Content starts

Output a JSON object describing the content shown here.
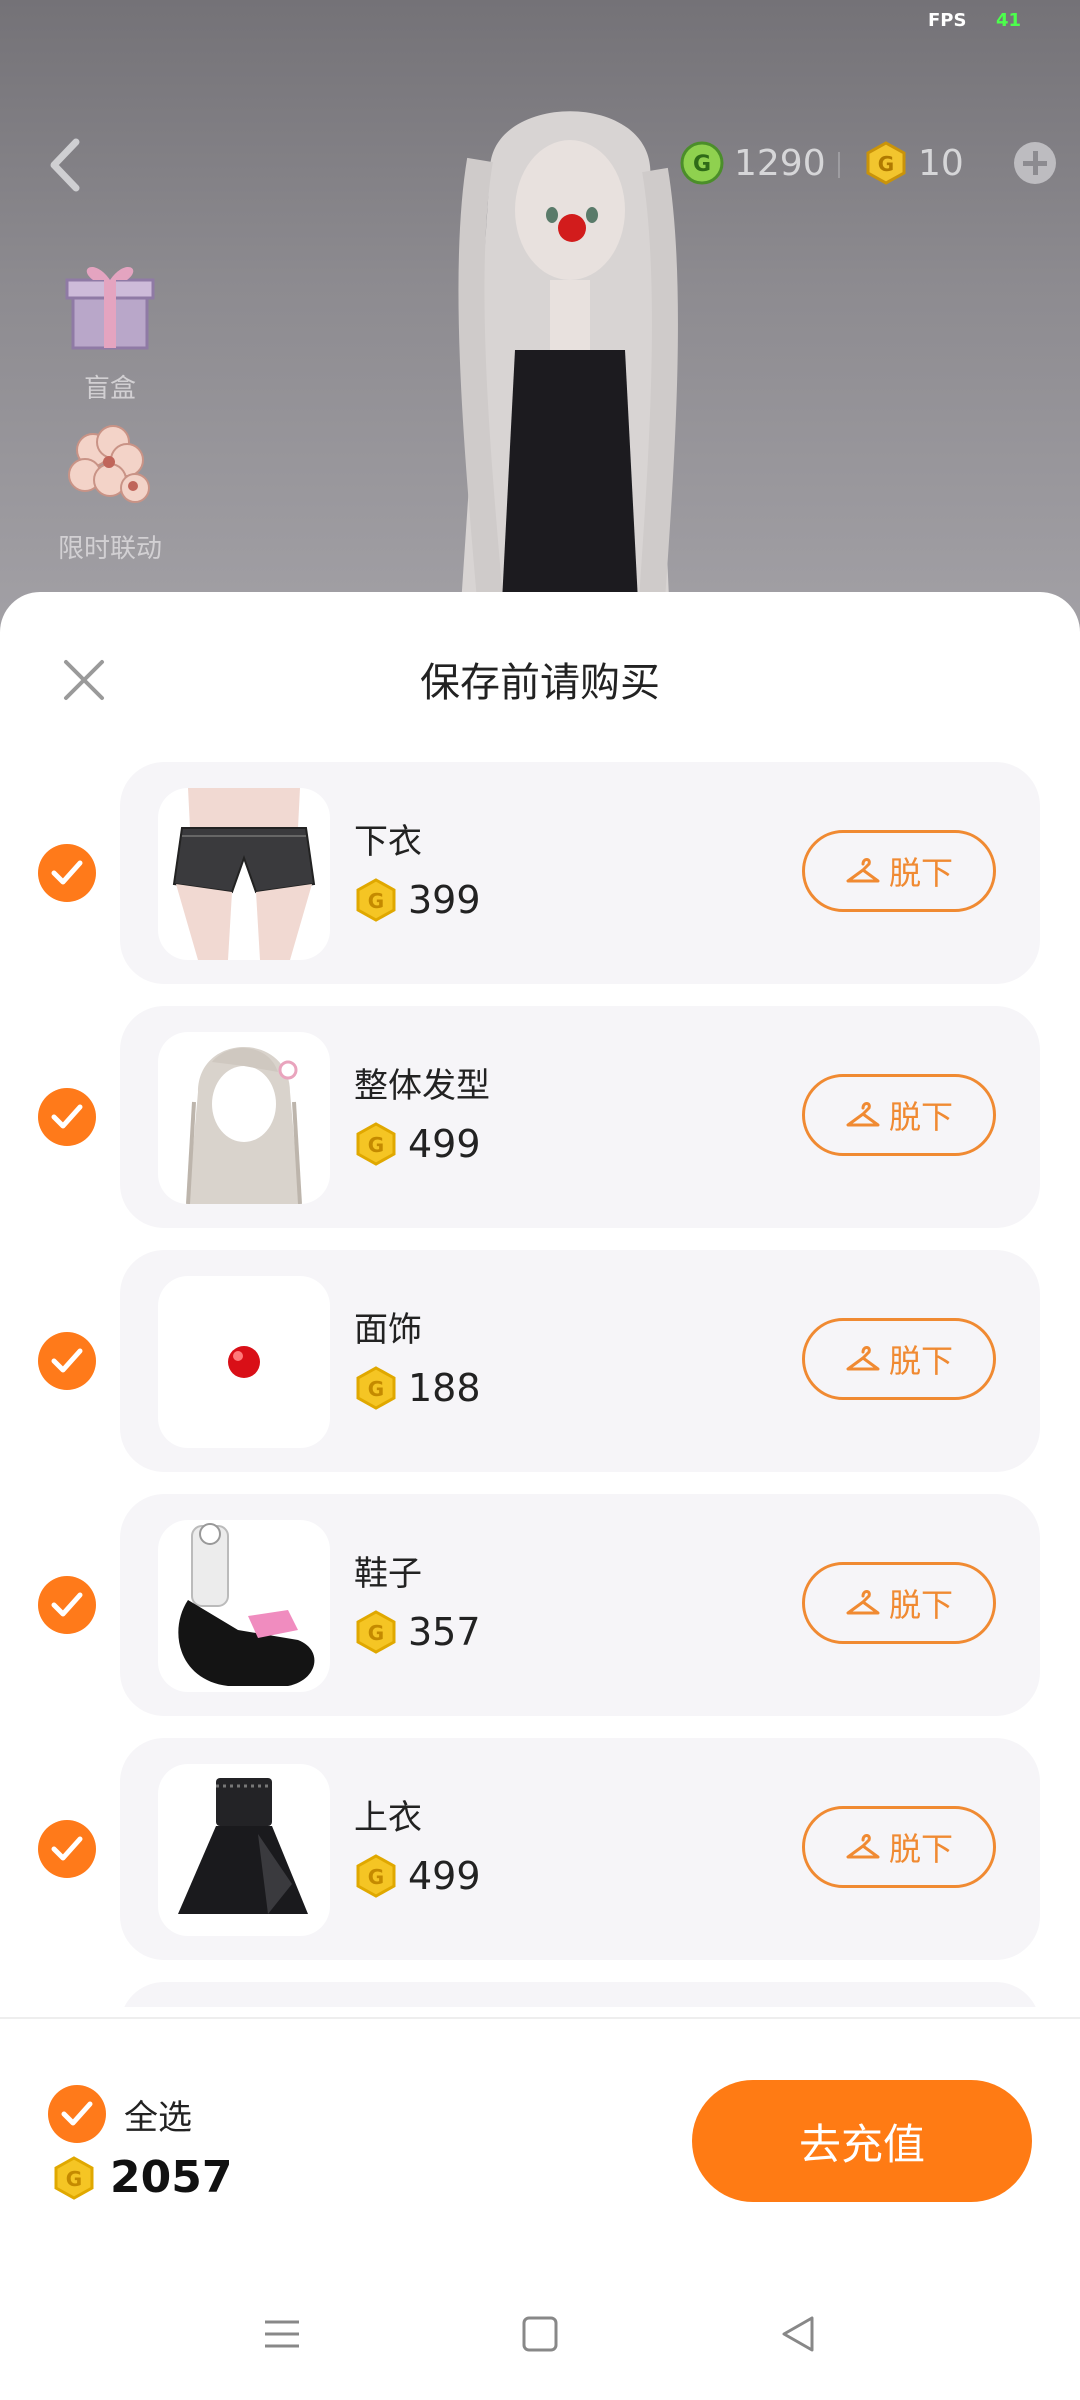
{
  "status": {
    "fps_label": "FPS",
    "fps_value": "41"
  },
  "header": {
    "green_currency": "1290",
    "gold_currency": "10"
  },
  "sidebar": {
    "items": [
      {
        "label": "盲盒",
        "icon": "gift-box-icon"
      },
      {
        "label": "限时联动",
        "icon": "flower-icon"
      }
    ]
  },
  "sheet": {
    "title": "保存前请购买",
    "remove_label": "脱下",
    "items": [
      {
        "name": "下衣",
        "price": "399",
        "checked": true,
        "icon": "shorts-icon"
      },
      {
        "name": "整体发型",
        "price": "499",
        "checked": true,
        "icon": "hair-icon"
      },
      {
        "name": "面饰",
        "price": "188",
        "checked": true,
        "icon": "red-nose-icon"
      },
      {
        "name": "鞋子",
        "price": "357",
        "checked": true,
        "icon": "shoes-icon"
      },
      {
        "name": "上衣",
        "price": "499",
        "checked": true,
        "icon": "dress-icon"
      }
    ]
  },
  "footer": {
    "select_all_label": "全选",
    "total": "2057",
    "recharge_label": "去充值"
  },
  "colors": {
    "accent": "#ff7b14",
    "outline": "#f08a32",
    "card": "#f6f5f8"
  }
}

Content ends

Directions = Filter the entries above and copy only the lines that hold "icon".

Response to the exercise =
        "icon": "gift-box-icon"
        "icon": "flower-icon"
        "icon": "shorts-icon"
        "icon": "hair-icon"
        "icon": "red-nose-icon"
        "icon": "shoes-icon"
        "icon": "dress-icon"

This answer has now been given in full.